[Opening Provided information section]
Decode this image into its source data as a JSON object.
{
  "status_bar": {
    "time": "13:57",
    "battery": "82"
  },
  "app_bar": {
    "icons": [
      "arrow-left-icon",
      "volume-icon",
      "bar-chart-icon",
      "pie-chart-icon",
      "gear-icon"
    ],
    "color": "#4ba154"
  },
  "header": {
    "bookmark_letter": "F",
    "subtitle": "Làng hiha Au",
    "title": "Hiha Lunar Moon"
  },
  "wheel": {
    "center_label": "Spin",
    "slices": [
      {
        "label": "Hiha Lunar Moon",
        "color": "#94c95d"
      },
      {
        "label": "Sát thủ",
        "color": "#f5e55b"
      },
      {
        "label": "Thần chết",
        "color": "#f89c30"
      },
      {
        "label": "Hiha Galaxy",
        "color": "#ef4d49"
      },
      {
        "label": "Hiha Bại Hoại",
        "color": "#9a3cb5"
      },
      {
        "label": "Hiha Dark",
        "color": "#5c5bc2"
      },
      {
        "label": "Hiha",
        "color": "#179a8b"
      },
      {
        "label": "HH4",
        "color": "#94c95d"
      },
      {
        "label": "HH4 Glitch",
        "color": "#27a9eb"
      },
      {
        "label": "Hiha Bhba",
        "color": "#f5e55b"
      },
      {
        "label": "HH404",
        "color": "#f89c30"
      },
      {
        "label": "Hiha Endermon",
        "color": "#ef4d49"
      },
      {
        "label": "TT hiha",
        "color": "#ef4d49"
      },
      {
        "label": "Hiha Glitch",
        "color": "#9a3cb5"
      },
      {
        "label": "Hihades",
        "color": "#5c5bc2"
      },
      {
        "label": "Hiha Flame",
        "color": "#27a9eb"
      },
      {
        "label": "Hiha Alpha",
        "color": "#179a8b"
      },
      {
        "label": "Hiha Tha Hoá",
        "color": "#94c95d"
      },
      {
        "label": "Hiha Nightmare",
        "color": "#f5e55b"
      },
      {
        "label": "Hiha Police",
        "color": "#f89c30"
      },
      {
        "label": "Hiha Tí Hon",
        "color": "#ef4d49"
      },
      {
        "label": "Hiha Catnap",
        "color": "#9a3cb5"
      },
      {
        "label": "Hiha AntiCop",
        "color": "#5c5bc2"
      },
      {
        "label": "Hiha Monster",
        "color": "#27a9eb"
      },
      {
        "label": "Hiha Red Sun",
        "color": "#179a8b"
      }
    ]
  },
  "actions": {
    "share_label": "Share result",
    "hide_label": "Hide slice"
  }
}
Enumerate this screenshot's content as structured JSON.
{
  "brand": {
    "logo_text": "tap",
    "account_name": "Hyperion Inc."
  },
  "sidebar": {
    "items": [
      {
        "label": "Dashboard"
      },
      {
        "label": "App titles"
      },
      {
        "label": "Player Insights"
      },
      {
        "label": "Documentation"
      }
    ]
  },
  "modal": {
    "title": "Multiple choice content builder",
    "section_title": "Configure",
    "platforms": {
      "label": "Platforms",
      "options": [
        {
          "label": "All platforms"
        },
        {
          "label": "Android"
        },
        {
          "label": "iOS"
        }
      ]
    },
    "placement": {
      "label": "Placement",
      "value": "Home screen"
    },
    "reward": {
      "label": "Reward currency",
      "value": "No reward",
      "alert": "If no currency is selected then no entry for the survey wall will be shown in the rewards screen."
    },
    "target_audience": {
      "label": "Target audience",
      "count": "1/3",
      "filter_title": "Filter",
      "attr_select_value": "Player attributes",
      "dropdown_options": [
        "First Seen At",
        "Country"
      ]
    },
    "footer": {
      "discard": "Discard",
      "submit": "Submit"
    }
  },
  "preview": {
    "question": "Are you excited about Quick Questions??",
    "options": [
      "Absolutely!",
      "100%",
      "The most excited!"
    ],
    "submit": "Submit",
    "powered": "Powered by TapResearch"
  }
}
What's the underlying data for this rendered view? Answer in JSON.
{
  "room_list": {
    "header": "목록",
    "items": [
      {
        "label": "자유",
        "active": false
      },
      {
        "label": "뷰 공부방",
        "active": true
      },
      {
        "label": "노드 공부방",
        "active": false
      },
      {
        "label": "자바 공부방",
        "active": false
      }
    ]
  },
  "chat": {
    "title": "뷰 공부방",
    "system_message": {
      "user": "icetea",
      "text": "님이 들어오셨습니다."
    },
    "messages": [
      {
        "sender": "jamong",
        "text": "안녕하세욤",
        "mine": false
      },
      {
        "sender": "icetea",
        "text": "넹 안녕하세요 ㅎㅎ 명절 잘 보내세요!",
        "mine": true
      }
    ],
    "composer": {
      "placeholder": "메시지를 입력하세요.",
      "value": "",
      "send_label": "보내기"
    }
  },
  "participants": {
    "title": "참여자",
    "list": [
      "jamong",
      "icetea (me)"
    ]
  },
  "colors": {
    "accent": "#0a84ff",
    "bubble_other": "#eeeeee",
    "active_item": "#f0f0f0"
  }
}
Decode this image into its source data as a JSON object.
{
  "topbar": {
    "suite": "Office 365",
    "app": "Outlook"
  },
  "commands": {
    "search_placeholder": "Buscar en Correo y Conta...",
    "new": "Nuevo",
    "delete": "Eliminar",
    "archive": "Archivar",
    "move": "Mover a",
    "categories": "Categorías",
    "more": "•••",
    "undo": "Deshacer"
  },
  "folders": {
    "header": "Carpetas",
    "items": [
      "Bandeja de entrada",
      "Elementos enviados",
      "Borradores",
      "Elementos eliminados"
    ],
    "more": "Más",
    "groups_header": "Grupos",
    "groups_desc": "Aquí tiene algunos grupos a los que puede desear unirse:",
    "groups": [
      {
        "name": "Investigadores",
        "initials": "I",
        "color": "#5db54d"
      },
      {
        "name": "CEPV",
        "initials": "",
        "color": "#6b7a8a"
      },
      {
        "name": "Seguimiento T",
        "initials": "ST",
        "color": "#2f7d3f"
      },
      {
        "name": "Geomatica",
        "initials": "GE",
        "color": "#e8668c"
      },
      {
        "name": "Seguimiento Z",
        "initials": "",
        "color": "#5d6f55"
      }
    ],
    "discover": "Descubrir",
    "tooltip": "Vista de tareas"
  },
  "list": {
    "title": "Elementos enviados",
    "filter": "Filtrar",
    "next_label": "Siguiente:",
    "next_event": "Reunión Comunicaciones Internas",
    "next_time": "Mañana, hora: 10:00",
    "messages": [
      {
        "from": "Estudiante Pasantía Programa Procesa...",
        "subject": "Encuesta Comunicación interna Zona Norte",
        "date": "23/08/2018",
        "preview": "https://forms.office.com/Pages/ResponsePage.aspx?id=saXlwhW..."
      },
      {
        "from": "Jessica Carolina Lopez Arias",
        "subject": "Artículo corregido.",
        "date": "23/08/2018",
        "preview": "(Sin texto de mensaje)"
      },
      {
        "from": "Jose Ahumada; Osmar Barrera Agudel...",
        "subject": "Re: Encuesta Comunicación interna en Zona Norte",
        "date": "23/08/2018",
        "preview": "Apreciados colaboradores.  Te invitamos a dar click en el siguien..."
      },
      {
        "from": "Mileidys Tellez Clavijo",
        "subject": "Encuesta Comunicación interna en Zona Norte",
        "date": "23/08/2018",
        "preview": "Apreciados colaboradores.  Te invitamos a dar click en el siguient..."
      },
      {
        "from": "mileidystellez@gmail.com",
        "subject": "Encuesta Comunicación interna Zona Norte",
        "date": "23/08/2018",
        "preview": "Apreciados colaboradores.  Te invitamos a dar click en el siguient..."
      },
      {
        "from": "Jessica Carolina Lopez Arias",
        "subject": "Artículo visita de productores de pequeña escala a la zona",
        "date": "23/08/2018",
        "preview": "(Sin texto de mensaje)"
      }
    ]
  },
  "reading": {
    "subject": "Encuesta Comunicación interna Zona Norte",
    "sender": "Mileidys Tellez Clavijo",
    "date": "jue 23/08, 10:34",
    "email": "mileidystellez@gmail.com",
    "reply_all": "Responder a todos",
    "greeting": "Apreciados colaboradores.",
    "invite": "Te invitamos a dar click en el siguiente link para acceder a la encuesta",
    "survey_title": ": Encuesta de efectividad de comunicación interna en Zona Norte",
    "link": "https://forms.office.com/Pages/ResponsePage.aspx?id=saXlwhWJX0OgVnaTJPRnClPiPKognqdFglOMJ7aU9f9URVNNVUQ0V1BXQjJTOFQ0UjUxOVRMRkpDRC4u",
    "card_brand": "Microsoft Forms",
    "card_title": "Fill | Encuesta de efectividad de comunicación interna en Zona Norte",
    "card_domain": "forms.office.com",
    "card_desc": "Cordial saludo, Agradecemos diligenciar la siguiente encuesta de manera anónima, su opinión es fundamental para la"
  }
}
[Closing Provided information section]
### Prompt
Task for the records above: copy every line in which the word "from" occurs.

### Reply
        "from": "Estudiante Pasantía Programa Procesa...",
        "from": "Jessica Carolina Lopez Arias",
        "from": "Jose Ahumada; Osmar Barrera Agudel...",
        "from": "Mileidys Tellez Clavijo",
        "from": "mileidystellez@gmail.com",
        "from": "Jessica Carolina Lopez Arias",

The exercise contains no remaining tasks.